Carson uses the Founding Father’s legacy of our democracy’s most precious laws, oldest documents to be a common point made when addressing modern issues with dated policies. Some basic principles Although many of our country’s most prolific documents stand only to protect citizens, there have been instances where interpretations disregard those it suppose to represent.  It further continues the repeating theme of cause and effect.

Carson uses information from many different sources and colleagues in the scientific field. The use of primary sources gives credibility that hadn’t been seen in the environmentalism field before. The personal connections help show that there was an underground movement that had long been heating up, Rachel Carson helped bring it to full boil. So where is the support for this? No one person is completely spared of the exposure on our Earth, as we all share it.

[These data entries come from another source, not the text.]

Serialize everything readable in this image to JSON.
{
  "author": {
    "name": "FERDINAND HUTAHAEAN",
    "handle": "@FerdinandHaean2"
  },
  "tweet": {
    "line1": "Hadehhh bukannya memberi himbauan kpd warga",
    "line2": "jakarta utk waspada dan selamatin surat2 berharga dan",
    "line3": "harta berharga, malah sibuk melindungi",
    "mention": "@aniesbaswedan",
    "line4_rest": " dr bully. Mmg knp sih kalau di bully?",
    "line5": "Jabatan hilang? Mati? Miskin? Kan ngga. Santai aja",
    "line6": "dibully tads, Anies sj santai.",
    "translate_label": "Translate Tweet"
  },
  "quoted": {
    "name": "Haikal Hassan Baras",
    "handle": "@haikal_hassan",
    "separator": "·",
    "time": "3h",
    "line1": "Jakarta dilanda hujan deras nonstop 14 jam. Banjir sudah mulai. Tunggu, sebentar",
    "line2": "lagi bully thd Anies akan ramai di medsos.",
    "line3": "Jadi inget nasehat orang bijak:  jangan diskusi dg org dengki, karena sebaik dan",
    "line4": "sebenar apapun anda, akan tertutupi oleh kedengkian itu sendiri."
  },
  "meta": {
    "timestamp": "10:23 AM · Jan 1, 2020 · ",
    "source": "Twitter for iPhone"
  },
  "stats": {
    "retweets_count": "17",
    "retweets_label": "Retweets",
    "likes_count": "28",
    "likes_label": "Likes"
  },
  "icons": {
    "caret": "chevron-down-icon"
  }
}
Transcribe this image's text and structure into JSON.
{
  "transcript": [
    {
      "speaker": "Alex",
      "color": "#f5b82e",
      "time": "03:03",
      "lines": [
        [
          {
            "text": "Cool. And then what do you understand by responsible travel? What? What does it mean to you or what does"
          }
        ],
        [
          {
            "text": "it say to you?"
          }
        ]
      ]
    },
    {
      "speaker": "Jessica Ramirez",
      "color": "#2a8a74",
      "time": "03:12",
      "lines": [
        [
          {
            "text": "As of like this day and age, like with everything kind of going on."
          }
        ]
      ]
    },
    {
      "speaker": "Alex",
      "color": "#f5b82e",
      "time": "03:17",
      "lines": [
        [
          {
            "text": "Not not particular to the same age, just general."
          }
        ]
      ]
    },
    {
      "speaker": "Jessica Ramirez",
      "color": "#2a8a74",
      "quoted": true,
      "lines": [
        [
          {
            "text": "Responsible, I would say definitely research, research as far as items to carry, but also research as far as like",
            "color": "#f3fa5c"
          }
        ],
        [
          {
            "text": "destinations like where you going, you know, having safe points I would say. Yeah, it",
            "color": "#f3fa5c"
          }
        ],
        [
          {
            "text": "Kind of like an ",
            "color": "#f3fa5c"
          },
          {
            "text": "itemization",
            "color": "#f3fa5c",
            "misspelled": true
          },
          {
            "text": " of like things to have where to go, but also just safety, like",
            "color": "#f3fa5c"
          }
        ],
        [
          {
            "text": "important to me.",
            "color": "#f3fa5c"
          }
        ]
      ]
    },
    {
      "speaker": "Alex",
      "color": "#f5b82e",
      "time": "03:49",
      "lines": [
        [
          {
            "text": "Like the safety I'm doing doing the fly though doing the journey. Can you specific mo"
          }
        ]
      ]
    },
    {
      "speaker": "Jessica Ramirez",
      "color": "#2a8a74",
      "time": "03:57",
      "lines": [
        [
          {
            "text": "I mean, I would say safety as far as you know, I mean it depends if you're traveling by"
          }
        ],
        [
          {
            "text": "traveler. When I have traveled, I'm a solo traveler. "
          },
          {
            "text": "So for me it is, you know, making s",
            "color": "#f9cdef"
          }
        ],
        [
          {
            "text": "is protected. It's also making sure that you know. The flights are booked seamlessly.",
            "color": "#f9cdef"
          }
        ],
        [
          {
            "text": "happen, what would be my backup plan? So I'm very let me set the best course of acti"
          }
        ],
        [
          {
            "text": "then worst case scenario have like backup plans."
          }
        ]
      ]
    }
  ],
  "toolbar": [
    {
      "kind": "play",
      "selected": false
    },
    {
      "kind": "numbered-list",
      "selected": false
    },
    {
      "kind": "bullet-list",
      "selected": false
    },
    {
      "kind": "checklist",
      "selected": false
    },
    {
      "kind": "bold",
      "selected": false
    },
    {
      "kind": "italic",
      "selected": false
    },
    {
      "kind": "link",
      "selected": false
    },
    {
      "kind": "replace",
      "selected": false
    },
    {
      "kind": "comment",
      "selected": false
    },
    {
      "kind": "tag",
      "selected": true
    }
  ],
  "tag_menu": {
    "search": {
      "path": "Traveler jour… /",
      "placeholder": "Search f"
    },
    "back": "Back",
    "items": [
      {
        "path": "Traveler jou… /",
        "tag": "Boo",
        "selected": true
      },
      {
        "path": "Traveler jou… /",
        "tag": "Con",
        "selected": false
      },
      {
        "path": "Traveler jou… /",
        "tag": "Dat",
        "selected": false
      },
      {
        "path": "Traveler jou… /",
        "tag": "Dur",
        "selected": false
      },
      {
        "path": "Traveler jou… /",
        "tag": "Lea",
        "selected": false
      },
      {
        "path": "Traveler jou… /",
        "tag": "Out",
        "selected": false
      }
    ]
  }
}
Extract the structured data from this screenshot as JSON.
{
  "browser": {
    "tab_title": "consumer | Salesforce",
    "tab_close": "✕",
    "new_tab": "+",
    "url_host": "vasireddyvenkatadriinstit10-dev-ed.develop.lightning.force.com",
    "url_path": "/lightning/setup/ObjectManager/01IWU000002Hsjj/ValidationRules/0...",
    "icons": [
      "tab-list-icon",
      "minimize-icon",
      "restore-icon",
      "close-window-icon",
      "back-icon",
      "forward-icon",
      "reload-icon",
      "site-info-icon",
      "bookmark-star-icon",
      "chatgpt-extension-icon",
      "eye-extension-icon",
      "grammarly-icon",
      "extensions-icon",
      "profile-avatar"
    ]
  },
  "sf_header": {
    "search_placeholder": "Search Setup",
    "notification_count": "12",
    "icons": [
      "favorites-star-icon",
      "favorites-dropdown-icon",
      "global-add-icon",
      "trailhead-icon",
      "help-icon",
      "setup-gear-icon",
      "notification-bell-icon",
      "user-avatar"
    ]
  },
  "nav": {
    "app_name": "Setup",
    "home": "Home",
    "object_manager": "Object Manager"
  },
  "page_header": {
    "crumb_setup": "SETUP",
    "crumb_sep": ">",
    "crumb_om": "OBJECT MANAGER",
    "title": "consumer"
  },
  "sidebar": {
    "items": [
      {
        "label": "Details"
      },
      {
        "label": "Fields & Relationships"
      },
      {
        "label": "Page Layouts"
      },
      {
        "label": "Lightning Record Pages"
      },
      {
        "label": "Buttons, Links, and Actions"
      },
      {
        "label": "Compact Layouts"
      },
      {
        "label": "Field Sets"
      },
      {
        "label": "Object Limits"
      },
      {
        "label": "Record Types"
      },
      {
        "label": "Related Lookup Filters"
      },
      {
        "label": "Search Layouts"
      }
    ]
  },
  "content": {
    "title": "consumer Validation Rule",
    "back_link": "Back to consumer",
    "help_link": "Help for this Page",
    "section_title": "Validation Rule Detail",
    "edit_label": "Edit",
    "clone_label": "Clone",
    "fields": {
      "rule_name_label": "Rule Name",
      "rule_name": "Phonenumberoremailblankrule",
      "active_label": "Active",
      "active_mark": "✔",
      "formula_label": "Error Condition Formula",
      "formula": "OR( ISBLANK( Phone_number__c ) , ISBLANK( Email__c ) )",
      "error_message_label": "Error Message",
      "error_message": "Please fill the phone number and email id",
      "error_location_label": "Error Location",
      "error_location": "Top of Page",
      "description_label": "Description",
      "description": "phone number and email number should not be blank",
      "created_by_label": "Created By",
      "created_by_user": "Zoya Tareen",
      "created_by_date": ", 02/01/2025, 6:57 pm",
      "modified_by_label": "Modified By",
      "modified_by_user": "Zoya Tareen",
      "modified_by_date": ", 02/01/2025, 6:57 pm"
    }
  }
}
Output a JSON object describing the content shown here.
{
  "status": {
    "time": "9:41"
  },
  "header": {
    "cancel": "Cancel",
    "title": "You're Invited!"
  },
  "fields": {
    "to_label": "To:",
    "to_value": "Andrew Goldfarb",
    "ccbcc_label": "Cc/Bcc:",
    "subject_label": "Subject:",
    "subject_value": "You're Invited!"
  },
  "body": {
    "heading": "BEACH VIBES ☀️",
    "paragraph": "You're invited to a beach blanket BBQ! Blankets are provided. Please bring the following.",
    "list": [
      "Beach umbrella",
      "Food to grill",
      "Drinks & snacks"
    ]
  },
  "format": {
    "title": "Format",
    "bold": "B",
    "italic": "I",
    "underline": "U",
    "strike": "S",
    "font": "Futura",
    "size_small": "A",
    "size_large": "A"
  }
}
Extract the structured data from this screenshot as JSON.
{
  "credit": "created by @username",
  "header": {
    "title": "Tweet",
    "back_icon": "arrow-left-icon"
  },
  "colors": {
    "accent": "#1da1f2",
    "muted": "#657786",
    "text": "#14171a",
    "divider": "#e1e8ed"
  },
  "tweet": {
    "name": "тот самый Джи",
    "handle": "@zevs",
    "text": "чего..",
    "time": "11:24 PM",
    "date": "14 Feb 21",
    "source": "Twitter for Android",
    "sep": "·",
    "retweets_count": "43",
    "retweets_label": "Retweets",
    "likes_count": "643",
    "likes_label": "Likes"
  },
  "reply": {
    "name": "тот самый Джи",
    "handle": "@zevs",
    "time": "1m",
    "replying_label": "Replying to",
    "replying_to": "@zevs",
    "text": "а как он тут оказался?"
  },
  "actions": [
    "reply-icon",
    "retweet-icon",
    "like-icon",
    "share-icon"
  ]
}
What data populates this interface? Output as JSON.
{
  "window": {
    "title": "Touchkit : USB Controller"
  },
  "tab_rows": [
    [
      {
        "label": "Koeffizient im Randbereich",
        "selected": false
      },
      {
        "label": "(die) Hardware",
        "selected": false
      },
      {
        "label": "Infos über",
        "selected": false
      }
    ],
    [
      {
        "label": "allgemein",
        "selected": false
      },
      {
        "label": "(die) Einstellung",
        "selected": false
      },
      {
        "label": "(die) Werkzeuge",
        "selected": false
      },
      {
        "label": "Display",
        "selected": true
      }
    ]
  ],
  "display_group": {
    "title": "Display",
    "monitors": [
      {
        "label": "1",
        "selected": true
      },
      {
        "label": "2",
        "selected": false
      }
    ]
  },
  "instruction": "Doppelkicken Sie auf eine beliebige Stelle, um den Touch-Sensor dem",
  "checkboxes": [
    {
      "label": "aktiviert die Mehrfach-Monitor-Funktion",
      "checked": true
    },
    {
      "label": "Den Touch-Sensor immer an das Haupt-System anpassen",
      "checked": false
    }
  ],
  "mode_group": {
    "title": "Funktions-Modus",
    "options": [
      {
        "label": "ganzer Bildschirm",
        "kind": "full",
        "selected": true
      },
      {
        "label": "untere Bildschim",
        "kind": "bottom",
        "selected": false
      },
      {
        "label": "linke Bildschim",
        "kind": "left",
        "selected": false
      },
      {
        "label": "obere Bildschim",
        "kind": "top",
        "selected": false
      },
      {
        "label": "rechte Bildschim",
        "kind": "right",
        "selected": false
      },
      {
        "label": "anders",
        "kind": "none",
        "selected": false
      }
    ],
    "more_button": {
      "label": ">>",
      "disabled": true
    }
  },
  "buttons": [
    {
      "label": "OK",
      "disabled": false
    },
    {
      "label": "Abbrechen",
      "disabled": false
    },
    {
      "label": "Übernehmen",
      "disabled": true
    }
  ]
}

Although some may face more difficulty than others, it is a collective problem that everyone alive has inherited. We all should share the same interest in finding out more about the consequences of our actions, and how we can take more responsible measures when using our Earth. The impact of this book still has relevance today, especially within this recent year. Imagine the publication of a text with similar themes and impact as Silent Spring, which condemns the actions of certain groups with dignity and respect, without the unrealistic bias that extreme writing can create. This sort of writing is what truly gives the reader a claim, argument, evidence and concludes with reason. Until we can see the collective problem at hand, progress will remain still as ever.

Carson discusses the idea of a citizen’s “right to know” about the toxic and often harmful chemicals they are exposed to. Since seeing this phrase in the text, I have seen several public notices in workplaces as well as classrooms regarding the safety of those in attendance. Although there is no direct nod to Silent Spring, there is an implication that this sort of service would have been established in the wake of Silent Spring or during the last few decades. These sort of changes are evident in all levels of the field, with warning labels on Tuna cans regarding mercury all the way to Hazmat fences around reclaimed garbage dumps of the 20th century. We are collectively making changes to the way we view environmentalism.

 

Carson, Rachel. Silent Spring. First Mariner Books. Houghton Mifflin Harcourt Publishing Company, 215 Park Avenue South, New York, New York 10003. (p. 1, 12, 13).